Canadian North

Home page text size buttonsbigger textsmall textText size Email this articleE-mail this page

Sampling a possible future
Rankin students have great experience on annual grad trip

Darrell Greer
Northern News Services
Published Wednesday, February 12, 2014

A total of 21 potential graduates from Maani Ulujuk Ilinniarvik (MUI) and their chaperones returned home to Rankin Inlet after taking part in the school's fifth annual grad trip this past month.

NNSL photo/graphic

Mary-Lou Angidlik, left, Martha Arnarauyak, Anna Hickes and Petula Panigoniak of Rankin Inlet pose with the Nunavut flag while attending an Ottawa Senator's game this past month as part of their grad trip. - photo courtesy Katharine O'Connell

The students combined fun and education in Winnipeg, Manitoba, Ottawa, Ontario, and Hull, Quebec, during the trip.

The Rankin group visited Algonquin College, Red River College, the Nunavut Sivuniksavut (NS) program and Carleton University.

MUI teacher Katharine O'Connell was on the trip for the fourth time and said there's a balance between the educational and social aspects of the trip.

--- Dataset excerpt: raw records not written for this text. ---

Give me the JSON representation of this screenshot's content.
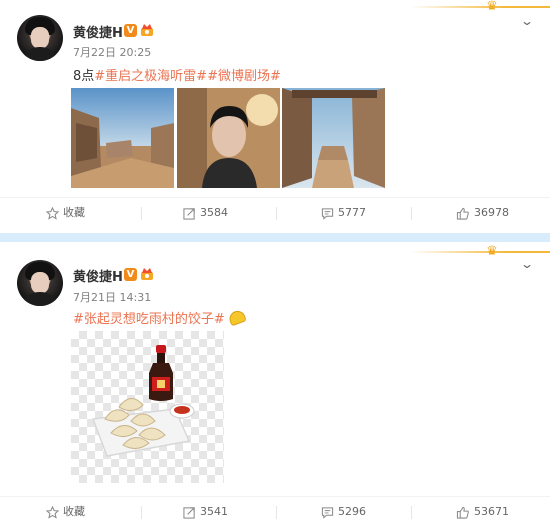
{
  "colors": {
    "accent": "#eb7350",
    "badge": "#f08a1b",
    "separator": "#d9ecfb"
  },
  "posts": [
    {
      "author": "黄俊捷H",
      "verified_badge": "V",
      "time": "7月22日 20:25",
      "text_prefix": "8点",
      "tags": [
        "#重启之极海听雷#",
        "#微博剧场#"
      ],
      "images": [
        "desert-town-photo",
        "selfie-photo",
        "desert-town-alley-photo"
      ],
      "actions": {
        "favorite_label": "收藏",
        "repost_count": "3584",
        "comment_count": "5777",
        "like_count": "36978"
      }
    },
    {
      "author": "黄俊捷H",
      "verified_badge": "V",
      "time": "7月21日 14:31",
      "tags": [
        "#张起灵想吃雨村的饺子#"
      ],
      "emoji": "dumpling-emoji",
      "images": [
        "dumplings-soy-sauce-image"
      ],
      "actions": {
        "favorite_label": "收藏",
        "repost_count": "3541",
        "comment_count": "5296",
        "like_count": "53671"
      }
    }
  ]
}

She said the trip is about providing the students with a well-rounded experience in terms of what post-secondary schools have to offer and what city life is like.

"On the educational side, we visited parliament, the Peace Tower, a couple of museums and Nunavut MP Leona Aglukkaq's office," said O'Connell.

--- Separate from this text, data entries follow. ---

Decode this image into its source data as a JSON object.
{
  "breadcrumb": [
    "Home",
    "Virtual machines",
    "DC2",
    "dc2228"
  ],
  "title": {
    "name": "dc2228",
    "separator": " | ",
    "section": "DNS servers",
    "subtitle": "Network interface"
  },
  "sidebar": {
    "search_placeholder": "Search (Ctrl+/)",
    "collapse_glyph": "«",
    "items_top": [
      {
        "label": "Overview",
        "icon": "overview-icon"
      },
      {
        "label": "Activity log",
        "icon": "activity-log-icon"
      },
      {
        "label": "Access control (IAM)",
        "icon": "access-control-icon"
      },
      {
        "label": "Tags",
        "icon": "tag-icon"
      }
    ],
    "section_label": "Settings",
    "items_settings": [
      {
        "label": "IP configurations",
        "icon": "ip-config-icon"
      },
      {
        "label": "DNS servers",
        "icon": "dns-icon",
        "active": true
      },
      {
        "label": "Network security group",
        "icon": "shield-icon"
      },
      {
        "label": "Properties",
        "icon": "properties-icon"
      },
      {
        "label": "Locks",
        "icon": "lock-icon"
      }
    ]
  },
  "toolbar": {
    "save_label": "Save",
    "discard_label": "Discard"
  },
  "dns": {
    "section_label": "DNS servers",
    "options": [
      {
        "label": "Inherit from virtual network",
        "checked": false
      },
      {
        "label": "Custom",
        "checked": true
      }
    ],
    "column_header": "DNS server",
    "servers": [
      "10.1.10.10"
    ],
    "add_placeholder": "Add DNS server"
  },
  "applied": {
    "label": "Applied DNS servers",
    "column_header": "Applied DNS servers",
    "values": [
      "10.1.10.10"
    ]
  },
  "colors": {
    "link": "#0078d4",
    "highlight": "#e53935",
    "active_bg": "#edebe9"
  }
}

"We also do a lot of fun recreational activities so every student gets at least one thing they're interested in.

"At Red River College we meet up with Jamie Richard, who often comes to Rankin to do a presentation at MUI for the college.

"She always makes sure we see the Aboriginal Centre, and she talks about the services and support the college offers aboriginal students."

This year, Algonquin College had a program recruitment officer meet with Rankin's potential grads.

O'Connell said the officer had a lot of experience with aboriginal students, and did a short presentation with the students before their campus tour.

She said that was quite helpful in providing basic background on the programs the college offers.

"That was something different this year and we were quite impressed with it.

"It gave the students a good overview and made it easier to understand the opportunities available to them at Algonquin.

"The NS program always welcomes us with open arms and its students show our students around, which is nice.

"Carleton is a much bigger school and we receive the standard campus tour there."

O'Connell said fundraising makes up the lion's share of the annual trip's cost.

She said she would be interested in doing a study to see what schools students from the first four grad trips now attend or have attended.

"I did create a survey to get some feedback from the students on the trip.

"I've been able to flip through some of them so far, and, from what I've seen, there's been a very positive response from the students in that the trip did help them to think about what they want to do with their future.

"Even if students don't go away to school right away, the trip starts to get them thinking that, maybe, in a few years, or when they're ready, they may go south for school."

E-mailWe welcome your opinions. Click here to e-mail a letter to the editor.